40th anniversary Turner Prize shortlist announced

Image: Tate Britain (Tate Britain)

Tate Britain will host the prize again for the first time since 2018

Tate Britain has today announced the four artists who have been shortlisted for the Turner Prize in 2024, its 40th year.

Artists Pio Abad, Claudette Johnson, Jasleen Kaur and Delaine Le Bas will have their work exhibited at Tate Britain from 25 September 2024 to 16 February 2025.

The prize is usually awarded at Tate Britain every other year, but has returned to Tate Britain for the first time in six years, having been cancelled in 2020.

Last year it was held at Towner Eastbourne art gallery in East Sussex, and in 2022 at Tate Liverpool.

The winner of the prize will receive £25,000, and the remaining shortlisted artists will each recieve £10,000.

Alex Farquharson, Director of Tate Britain and chair of the Turner Prize jury said the shortlisted artists “make work that is full of life”.

“They show how contemporary art can fascinate, surprise and move us, and how it can speak powerfully of complex identities and memories, often through the subtlest of details. In the Turner Prize’s 40th year, this shortlist proves that British artistic talent is as rich and vibrant as ever.”

The members of the Turner Prize 2024 jury are Rosie Cooper, Director of Wysing Arts Centre; Ekow Eshun, writer, broadcaster and curator; Sam Thorne, Director General and CEO at Japan House London; and Lydia Yee, curator and art historian. The jury is chaired by Alex Farquharson, Director, Tate Britain.

The winner will be announced at an award ceremony at Tate Britain on 3 December 2024.

The 2024 Turner Prize shortlist

Pio Abad

Nominated for his solo exhibition To Those Sitting in Darkness at the Ashmolean Museum, Oxford. Abad’s work considers cultural loss and colonial histories, often reflecting on his upbringing in the Philippines. His exhibition includes drawing, etchings and sculptures which depict, juxtapose and transform artefacts from Oxford museums, highlighting their overlooked histories and drawing parallels with familiar household items. The jury commended the precision and elegance with which Abad combines research with new artistic work to ask questions of museums. They also remarked on both the sensitivity and clarity with which he brings history into the present.

Claudette Johnson
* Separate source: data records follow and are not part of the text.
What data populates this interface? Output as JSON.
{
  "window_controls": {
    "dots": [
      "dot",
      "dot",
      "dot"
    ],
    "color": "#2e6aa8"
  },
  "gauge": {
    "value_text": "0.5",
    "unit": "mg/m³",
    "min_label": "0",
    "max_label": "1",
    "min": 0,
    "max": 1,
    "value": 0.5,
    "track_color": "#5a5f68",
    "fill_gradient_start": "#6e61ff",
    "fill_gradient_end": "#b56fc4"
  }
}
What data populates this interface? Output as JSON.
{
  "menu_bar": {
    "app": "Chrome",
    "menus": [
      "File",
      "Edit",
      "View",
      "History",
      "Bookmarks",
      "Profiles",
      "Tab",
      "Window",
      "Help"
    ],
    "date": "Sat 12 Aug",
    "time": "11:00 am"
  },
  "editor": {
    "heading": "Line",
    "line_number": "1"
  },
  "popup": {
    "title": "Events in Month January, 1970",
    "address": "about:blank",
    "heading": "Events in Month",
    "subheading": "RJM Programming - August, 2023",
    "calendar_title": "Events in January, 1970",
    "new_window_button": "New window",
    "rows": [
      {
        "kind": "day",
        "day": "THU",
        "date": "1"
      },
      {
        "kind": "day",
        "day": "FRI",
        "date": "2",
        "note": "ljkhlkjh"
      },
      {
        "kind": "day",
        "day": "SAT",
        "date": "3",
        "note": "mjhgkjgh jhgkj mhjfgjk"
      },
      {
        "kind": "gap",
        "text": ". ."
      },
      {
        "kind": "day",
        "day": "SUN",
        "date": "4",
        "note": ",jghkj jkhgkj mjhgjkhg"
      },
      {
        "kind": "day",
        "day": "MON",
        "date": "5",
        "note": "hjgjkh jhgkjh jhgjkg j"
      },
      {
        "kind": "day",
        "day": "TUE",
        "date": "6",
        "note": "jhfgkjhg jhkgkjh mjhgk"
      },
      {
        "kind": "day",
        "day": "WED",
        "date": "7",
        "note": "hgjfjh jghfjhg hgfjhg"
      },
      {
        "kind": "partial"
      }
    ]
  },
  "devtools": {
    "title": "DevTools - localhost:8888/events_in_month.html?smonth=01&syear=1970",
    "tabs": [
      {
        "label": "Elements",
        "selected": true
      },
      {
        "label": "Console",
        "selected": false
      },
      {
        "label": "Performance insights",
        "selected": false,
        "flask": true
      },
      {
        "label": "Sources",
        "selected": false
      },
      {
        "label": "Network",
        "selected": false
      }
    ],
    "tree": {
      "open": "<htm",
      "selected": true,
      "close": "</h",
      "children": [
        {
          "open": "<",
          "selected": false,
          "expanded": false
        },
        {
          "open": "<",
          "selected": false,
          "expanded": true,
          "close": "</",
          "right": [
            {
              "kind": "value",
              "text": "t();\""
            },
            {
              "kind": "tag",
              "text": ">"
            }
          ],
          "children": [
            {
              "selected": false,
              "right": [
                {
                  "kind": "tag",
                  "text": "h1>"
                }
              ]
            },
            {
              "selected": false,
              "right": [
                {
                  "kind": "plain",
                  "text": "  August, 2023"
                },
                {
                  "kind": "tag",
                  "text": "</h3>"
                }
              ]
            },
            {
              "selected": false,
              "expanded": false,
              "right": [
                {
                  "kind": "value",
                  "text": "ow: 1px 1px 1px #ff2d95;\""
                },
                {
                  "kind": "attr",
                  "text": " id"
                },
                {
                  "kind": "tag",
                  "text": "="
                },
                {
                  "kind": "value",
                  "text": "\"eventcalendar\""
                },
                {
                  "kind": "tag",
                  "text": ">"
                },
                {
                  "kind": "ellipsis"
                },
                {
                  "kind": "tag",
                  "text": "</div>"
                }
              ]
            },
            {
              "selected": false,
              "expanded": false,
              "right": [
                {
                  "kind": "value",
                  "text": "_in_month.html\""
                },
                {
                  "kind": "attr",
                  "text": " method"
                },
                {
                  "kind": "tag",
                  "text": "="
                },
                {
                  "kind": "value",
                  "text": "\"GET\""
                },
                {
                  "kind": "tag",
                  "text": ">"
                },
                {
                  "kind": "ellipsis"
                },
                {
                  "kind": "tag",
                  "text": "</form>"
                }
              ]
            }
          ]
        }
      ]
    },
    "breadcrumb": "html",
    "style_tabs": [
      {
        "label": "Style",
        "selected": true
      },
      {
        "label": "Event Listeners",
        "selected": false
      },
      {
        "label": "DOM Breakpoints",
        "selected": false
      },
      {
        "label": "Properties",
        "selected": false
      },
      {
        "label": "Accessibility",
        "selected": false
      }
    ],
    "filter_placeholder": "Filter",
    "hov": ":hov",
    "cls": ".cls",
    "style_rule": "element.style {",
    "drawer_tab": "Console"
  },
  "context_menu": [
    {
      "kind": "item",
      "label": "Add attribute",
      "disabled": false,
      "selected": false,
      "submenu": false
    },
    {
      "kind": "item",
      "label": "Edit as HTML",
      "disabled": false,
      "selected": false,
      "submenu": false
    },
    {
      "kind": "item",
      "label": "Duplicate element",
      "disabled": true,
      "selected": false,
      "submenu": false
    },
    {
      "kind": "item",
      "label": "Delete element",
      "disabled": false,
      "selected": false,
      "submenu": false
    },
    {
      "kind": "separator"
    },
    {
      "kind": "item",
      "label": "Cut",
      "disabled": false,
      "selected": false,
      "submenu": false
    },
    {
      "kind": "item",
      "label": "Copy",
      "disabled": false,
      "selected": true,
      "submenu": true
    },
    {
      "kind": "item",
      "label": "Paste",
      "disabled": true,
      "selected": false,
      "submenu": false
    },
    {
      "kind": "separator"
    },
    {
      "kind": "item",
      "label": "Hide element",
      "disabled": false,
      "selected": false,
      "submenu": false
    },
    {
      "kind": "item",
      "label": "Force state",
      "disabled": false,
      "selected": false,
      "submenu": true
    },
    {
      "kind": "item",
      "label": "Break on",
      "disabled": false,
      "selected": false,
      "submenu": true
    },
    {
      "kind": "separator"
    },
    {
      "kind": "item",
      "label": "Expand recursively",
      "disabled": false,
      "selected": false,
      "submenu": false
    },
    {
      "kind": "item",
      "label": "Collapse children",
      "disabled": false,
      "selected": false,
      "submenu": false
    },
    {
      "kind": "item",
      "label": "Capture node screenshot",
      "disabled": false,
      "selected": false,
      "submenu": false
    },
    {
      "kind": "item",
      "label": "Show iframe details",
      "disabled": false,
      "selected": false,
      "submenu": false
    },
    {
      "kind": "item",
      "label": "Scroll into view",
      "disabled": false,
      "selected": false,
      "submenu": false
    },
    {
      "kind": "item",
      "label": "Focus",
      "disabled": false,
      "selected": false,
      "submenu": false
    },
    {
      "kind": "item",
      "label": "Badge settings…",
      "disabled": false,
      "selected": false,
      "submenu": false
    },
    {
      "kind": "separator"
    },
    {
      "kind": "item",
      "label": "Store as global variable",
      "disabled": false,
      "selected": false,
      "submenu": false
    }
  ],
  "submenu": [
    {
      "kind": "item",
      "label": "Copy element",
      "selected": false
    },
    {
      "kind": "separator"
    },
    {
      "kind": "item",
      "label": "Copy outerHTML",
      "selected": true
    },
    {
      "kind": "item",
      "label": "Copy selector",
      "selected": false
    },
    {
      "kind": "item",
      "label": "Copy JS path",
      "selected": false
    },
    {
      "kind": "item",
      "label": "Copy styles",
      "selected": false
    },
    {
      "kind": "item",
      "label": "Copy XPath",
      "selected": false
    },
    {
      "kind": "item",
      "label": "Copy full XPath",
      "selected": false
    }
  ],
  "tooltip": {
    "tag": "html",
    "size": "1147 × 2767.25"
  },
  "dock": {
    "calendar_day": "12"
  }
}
Nominated for her solo exhibition Presence at The Courtauld Gallery, London, and Drawn Out at Ortuzar Projects, New York. Johnson is noted for her figurative portraits of Black women and men in a combination of pastels, gouache and watercolour. Countering the marginalisation of Black people in Western art history, Johnson shifts perspectives and invests her portraits of family and friends with a palpable sense of presence. In a year that the jury felt represented a milestone in her practice, they were struck by Johnson’s sensitive and dramatic use of line, colour, space and scale to express empathy and intimacy with her subjects.

Jasleen Kaur

Nominated for her solo exhibition Alter Altar at Tramway, Glasgow. Exploring cultural inheritance, solidarity and autobiography, Kaur created sculptures from everyday objects, each animated through an immersive sound composition, giving them an uncanny illusion of life. Objects including family photos, an Axminster carpet, a vintage Ford Escort covered in a giant doily, Irn-Bru and kinetic hand bells were orchestrated to convey the artist’s upbringing in Glasgow’s Sikh community. The jury praised the artist’s evocative combination of sound and sculpture to address specifics of family memory and community struggle.

Delaine Le Bas

Nominated for her presentation Incipit Vita Nova. Here Begins The New Life/A New Life Is Beginning at Secession, Vienna. Le Bas transformed the gallery into an immersive performative environment hung with painted fabrics and filled with theatrical costumes and sculptures. Drawing on the rich cultural history of the Roma people and her interest in mythologies, the artist addressed themes of death, loss and renewal, inspired by the passing of her grandmother. Noting Le Bas’s boldness at this moment in her practice, the jury were impressed by the energy and immediacy present in this exhibition, and its powerful expression of making art in a time of chaos.